Just got back from the movie and I got pretty much what I expected. I read the book in anticipation of the movie, figured everyone and their brother had read it so I might as well so I can discuss it when the movie popped. I found the book to be entertaining for what it was, which is a poorly written mystery caper. Nothing earth shattering in there and the execution was flawed, but if you don’t think about it too much it’s a decent diversion.
The movie was basically a direct translation of the book, compared to most other adaptations of course, and as a result it suffered from many of the same shortcomings. A movie because of the time constraint probably comes across even worse since the somewhat simplistic “revelations” of the mystery hit you in quick succession without building your curiosity and anticipation.
I thought Ron Howard dropped the ball several times in his direction. Many of the reveals were too random and he didn’t convince me any were natural. The clearest example is in the scene where Langdon discovers the riddle under the rose on the cryptic box. In the book, IIRC, it’s described that he’s absentmindedly handling the box as the study the cryptic. He accidentally feels the holes on the inside of the lid which leads him to poke a pen in there. This seemed pretty natural, any normal person could have made that leap, but in the movie Howard simply had him grab the box and poke a pen in there as if he suddenly knew that the “under the rose” line had a double meaning. Depicting it in the former way would have been more realistic and might have given the audience a chance to puzzle it out themselves while he studied the box.
As I was watching it I got the feeling that a person who hadn’t read the book might be confused by the movie. It played as a literal translation of the key scenes in the book with the interplay between the characters and much of the mood edited out. I thought that’d give a viewer without a previous knowledge of the story too little background to appreciate the point of the quest. Certain it seems that people who read the book get more from the movie than those who didn’t, which ironically tends to be the opposite of most books adapted into movies.
All in all, I didn’t expect much and I got just what I expected. Didn’t hate it but I’m as “meh” on the movie as I was on the book.
That’s not a mole, it’s the dried blood over the nick from when Silas held the knife at Sophie’s throat in the Temple Church. It’s shaped like a V because the point of a knife is shaped like a V, obviously.
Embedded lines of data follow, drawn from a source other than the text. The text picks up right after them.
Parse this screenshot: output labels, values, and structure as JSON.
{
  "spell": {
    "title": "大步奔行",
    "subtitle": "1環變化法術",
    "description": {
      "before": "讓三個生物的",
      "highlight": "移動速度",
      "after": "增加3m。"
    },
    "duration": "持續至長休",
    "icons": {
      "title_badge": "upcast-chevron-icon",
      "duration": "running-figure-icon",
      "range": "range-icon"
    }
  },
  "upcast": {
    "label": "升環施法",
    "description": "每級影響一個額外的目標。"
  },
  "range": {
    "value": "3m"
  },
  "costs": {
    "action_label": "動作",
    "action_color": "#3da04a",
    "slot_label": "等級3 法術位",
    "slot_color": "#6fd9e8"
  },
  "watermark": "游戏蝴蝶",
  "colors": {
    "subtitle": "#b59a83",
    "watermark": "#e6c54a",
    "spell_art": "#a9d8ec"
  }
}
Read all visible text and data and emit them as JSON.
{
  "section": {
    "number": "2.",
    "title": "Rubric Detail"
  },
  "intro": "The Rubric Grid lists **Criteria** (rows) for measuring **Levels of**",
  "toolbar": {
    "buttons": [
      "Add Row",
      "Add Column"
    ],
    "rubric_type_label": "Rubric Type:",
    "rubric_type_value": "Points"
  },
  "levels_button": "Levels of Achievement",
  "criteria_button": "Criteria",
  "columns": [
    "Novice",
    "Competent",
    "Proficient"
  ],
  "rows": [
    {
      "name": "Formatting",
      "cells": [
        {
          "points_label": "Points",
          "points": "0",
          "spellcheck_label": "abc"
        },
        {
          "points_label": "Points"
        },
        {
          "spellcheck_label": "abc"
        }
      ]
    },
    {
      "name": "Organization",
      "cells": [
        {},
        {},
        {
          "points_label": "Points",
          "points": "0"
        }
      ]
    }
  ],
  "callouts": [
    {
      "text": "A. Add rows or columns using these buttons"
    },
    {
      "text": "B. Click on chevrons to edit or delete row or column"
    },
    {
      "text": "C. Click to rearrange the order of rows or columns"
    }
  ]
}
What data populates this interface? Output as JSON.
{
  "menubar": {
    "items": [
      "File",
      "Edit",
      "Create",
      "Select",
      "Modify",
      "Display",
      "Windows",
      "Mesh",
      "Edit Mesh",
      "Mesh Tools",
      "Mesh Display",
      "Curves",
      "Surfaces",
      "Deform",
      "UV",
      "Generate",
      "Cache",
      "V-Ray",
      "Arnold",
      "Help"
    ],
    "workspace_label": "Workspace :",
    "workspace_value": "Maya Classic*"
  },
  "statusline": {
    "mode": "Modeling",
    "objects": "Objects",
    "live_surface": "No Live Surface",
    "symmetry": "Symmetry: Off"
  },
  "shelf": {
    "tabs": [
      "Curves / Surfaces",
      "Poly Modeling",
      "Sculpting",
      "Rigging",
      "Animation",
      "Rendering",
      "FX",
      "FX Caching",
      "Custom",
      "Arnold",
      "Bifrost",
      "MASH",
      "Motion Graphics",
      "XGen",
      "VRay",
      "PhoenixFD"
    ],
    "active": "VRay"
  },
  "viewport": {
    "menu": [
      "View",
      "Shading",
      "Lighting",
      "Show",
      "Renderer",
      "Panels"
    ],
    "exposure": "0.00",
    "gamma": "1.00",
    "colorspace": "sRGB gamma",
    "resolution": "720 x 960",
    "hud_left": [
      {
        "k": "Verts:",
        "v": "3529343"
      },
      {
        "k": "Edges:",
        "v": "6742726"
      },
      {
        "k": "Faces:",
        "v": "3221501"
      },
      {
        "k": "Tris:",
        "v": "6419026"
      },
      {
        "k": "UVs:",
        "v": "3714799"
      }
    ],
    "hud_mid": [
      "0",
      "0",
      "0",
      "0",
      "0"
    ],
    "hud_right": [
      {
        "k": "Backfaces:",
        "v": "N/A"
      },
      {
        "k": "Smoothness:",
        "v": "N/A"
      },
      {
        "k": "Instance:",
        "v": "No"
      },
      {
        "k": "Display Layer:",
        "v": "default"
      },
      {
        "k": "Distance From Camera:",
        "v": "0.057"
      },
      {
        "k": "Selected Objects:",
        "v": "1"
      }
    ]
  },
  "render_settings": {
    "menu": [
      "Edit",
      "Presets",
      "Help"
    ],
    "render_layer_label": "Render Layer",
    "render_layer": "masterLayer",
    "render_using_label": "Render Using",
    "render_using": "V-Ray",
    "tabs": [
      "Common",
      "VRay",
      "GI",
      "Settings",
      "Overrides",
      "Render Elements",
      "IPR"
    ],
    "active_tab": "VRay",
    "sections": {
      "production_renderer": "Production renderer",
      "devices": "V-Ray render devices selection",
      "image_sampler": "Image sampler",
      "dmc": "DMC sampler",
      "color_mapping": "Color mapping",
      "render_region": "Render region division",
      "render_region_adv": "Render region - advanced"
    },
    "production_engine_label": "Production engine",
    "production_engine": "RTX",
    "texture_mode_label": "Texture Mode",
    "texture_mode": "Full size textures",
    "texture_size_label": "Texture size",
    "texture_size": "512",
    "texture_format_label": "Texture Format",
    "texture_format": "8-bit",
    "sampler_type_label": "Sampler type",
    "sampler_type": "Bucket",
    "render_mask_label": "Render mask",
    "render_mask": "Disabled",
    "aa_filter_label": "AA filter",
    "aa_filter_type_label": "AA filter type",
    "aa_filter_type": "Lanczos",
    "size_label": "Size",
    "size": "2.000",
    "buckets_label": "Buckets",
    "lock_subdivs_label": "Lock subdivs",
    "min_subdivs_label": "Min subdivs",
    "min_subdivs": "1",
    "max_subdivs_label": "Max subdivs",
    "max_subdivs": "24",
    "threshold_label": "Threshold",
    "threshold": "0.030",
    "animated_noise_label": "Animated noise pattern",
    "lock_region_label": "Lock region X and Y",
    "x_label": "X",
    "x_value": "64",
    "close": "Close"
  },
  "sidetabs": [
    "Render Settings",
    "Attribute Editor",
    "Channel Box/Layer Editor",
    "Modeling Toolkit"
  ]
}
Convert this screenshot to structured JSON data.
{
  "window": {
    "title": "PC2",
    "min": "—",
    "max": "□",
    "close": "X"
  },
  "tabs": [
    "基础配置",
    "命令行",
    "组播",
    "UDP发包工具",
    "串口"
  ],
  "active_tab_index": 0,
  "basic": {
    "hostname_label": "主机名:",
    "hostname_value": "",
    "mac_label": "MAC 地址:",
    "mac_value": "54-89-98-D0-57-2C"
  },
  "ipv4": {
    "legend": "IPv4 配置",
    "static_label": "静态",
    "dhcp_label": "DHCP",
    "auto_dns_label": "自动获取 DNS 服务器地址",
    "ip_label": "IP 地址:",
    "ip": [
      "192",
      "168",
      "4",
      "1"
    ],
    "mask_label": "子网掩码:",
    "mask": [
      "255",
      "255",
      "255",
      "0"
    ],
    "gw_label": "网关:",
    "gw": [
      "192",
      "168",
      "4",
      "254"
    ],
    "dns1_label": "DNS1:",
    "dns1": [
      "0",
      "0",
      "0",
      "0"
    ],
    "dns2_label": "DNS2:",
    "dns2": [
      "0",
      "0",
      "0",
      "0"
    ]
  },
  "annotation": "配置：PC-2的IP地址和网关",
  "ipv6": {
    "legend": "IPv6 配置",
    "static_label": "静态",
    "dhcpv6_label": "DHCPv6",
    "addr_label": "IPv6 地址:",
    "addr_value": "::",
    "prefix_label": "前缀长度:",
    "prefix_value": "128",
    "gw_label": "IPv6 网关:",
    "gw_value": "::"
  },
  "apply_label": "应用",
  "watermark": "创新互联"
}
I suppose one could presume that the director intentionally made it apparent to be indicative of the chalice/blade symbol but I’d guess it’s just an attempt at continuity.